On schedule for completion next year, it will take secondary-treated effluent from OCSD's adjacent Plant 2 and send it through microfiltration tanks, reverse-osmosis membranes and ultraviolet disinfection. The resulting product, treated beyond safe drinking water standards, will be used for a dual purpose. A portion will be injected into a barrier to halt saltwater intrusion into the district's underground water supply and a 13-mile pipeline will transport about 35 mgd to district percolation ponds to help augment existing supply.
Presently, the district draws 75% of its 549,000-acre-ft demand from groundwater. Most of the remainder comes from federal and state allocations from the Colorado River Aqueduct and the State Water Project. But the district's allotment from both of those sources is expensive, and being reduced. Reclaiming wastewater effluent now discharged into the ocean provides another source to handle annual demand for the northern portion of Orange County, projected to increase to 634,000 acre-ft by 2025.
Designed by Cambridge, Mass.-based CDM, the plant will send flows through batteries of advanced treatment processes. The first is microfiltration, to remove any remaining pathogens and bacteria from the wastewater. Flows then move at 150 to 200 psi through reverse osmosis membranes to remove salts, viruses and other organics before undergoing ultraviolet disinfection. The purified water actually will reduce minerals in the system when it mixes with naturally occurring groundwater.
The system doesn't come cheap. Operations and maintenance costs are expected to be $22.9 million per year. Electricity costs, tied mostly to the energy-intensive reverse-osmosis system, are about $11.5 million per year, says Michael Markus, OCWD assistant general manager.
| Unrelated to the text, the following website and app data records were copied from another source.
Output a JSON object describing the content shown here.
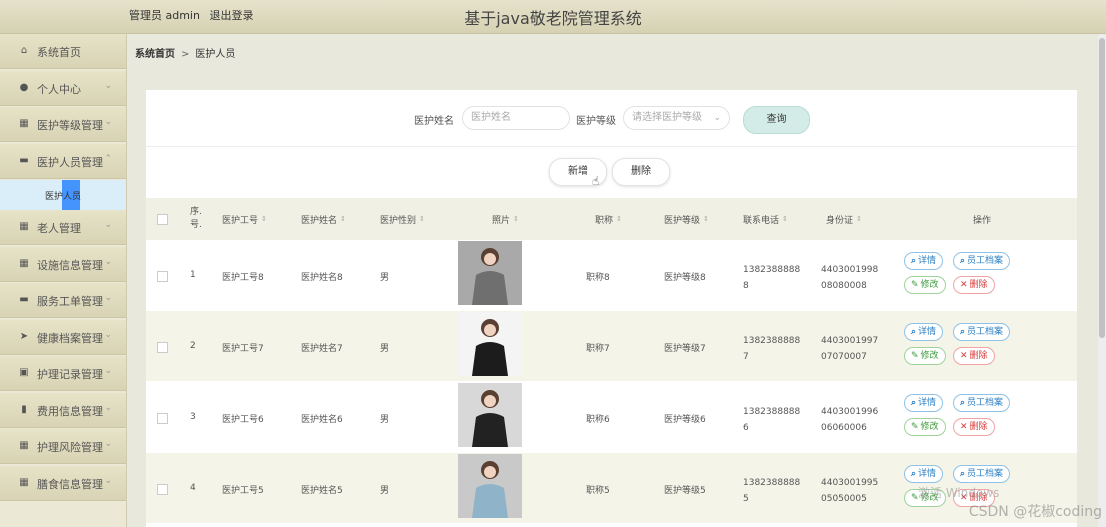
{
  "header": {
    "user_role": "管理员 admin",
    "logout": "退出登录",
    "title": "基于java敬老院管理系统"
  },
  "sidebar": {
    "items": [
      {
        "label": "系统首页",
        "icon": "home-icon",
        "glyph": "⌂",
        "expandable": false
      },
      {
        "label": "个人中心",
        "icon": "user-icon",
        "glyph": "●",
        "expandable": true
      },
      {
        "label": "医护等级管理",
        "icon": "grid-icon",
        "glyph": "▦",
        "expandable": true
      },
      {
        "label": "医护人员管理",
        "icon": "chat-icon",
        "glyph": "▬",
        "expandable": true,
        "expanded": true,
        "sub": [
          {
            "label": "医护人员"
          }
        ]
      },
      {
        "label": "老人管理",
        "icon": "grid-icon",
        "glyph": "▦",
        "expandable": true
      },
      {
        "label": "设施信息管理",
        "icon": "grid-icon",
        "glyph": "▦",
        "expandable": true
      },
      {
        "label": "服务工单管理",
        "icon": "monitor-icon",
        "glyph": "▬",
        "expandable": true
      },
      {
        "label": "健康档案管理",
        "icon": "send-icon",
        "glyph": "➤",
        "expandable": true
      },
      {
        "label": "护理记录管理",
        "icon": "doc-icon",
        "glyph": "▣",
        "expandable": true
      },
      {
        "label": "费用信息管理",
        "icon": "bar-chart-icon",
        "glyph": "▮",
        "expandable": true
      },
      {
        "label": "护理风险管理",
        "icon": "grid-icon",
        "glyph": "▦",
        "expandable": true
      },
      {
        "label": "膳食信息管理",
        "icon": "grid-icon",
        "glyph": "▦",
        "expandable": true
      }
    ]
  },
  "breadcrumb": {
    "home": "系统首页",
    "separator": ">",
    "current": "医护人员"
  },
  "search": {
    "name_label": "医护姓名",
    "name_placeholder": "医护姓名",
    "level_label": "医护等级",
    "level_placeholder": "请选择医护等级",
    "query_button": "查询"
  },
  "actions": {
    "add_button": "新增",
    "delete_button": "删除"
  },
  "table": {
    "columns": [
      "序号",
      "医护工号",
      "医护姓名",
      "医护性别",
      "照片",
      "职称",
      "医护等级",
      "联系电话",
      "身份证",
      "操作"
    ],
    "col_index_line1": "序.",
    "col_index_line2": "号.",
    "rows": [
      {
        "index": "1",
        "id": "医护工号8",
        "name": "医护姓名8",
        "gender": "男",
        "title": "职称8",
        "level": "医护等级8",
        "phone1": "1382388888",
        "phone2": "8",
        "idcard1": "4403001998",
        "idcard2": "08080008"
      },
      {
        "index": "2",
        "id": "医护工号7",
        "name": "医护姓名7",
        "gender": "男",
        "title": "职称7",
        "level": "医护等级7",
        "phone1": "1382388888",
        "phone2": "7",
        "idcard1": "4403001997",
        "idcard2": "07070007"
      },
      {
        "index": "3",
        "id": "医护工号6",
        "name": "医护姓名6",
        "gender": "男",
        "title": "职称6",
        "level": "医护等级6",
        "phone1": "1382388888",
        "phone2": "6",
        "idcard1": "4403001996",
        "idcard2": "06060006"
      },
      {
        "index": "4",
        "id": "医护工号5",
        "name": "医护姓名5",
        "gender": "男",
        "title": "职称5",
        "level": "医护等级5",
        "phone1": "1382388888",
        "phone2": "5",
        "idcard1": "4403001995",
        "idcard2": "05050005"
      }
    ],
    "ops": {
      "detail": "详情",
      "archive": "员工档案",
      "edit": "修改",
      "delete": "删除"
    }
  },
  "overlay": {
    "activate": "激活 Windows",
    "watermark": "CSDN @花椒coding"
  }
}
J.F. Shea Construction Inc. landed the plant's contract in 2004 with a $292-million low bid that was $39 million above the engineer's estimate. About $29 million of the difference was tied to an almost 60% jump in steel prices between the time the job was estimated, in summer 2003, and the March 2004 bid opening, and uncertainty over costs during the project, say district officials.
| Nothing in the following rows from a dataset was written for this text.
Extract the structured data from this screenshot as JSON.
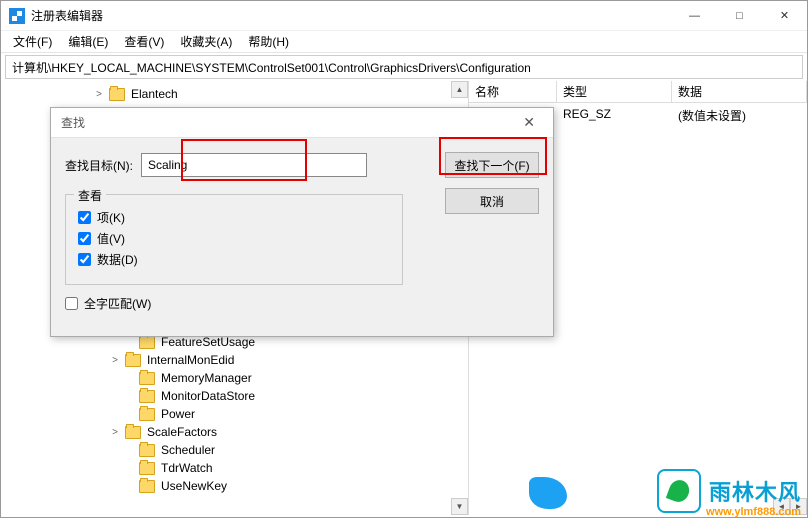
{
  "window": {
    "title": "注册表编辑器"
  },
  "menu": {
    "file": "文件(F)",
    "edit": "编辑(E)",
    "view": "查看(V)",
    "favorites": "收藏夹(A)",
    "help": "帮助(H)"
  },
  "address": "计算机\\HKEY_LOCAL_MACHINE\\SYSTEM\\ControlSet001\\Control\\GraphicsDrivers\\Configuration",
  "columns": {
    "name": "名称",
    "type": "类型",
    "data": "数据"
  },
  "list_row": {
    "name": "",
    "type": "REG_SZ",
    "data": "(数值未设置)"
  },
  "tree": {
    "top": [
      {
        "label": "Elantech",
        "expand": ">",
        "indent": 88
      }
    ],
    "bottom": [
      {
        "label": "FeatureSetUsage",
        "expand": "",
        "indent": 118
      },
      {
        "label": "InternalMonEdid",
        "expand": ">",
        "indent": 104
      },
      {
        "label": "MemoryManager",
        "expand": "",
        "indent": 118
      },
      {
        "label": "MonitorDataStore",
        "expand": "",
        "indent": 118
      },
      {
        "label": "Power",
        "expand": "",
        "indent": 118
      },
      {
        "label": "ScaleFactors",
        "expand": ">",
        "indent": 104
      },
      {
        "label": "Scheduler",
        "expand": "",
        "indent": 118
      },
      {
        "label": "TdrWatch",
        "expand": "",
        "indent": 118
      },
      {
        "label": "UseNewKey",
        "expand": "",
        "indent": 118
      }
    ]
  },
  "dialog": {
    "title": "查找",
    "label": "查找目标(N):",
    "value": "Scaling",
    "findnext": "查找下一个(F)",
    "cancel": "取消",
    "group": "查看",
    "chk_key": "项(K)",
    "chk_val": "值(V)",
    "chk_dat": "数据(D)",
    "fullmatch": "全字匹配(W)"
  },
  "watermark": {
    "text": "雨林木风",
    "url": "www.ylmf888.com"
  }
}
Now about 80% complete, the job is on schedule to finish next summer and begin producing water by September.
The project builds on the district's acclaimed 30-year-old Water Factory 21, which has been treating 14-mgd secondary flows to slightly lesser standards, then mixing the product with almost 9 mgd of water drawn from deep wells and injecting the mix into a barrier to halt seawater intrusion.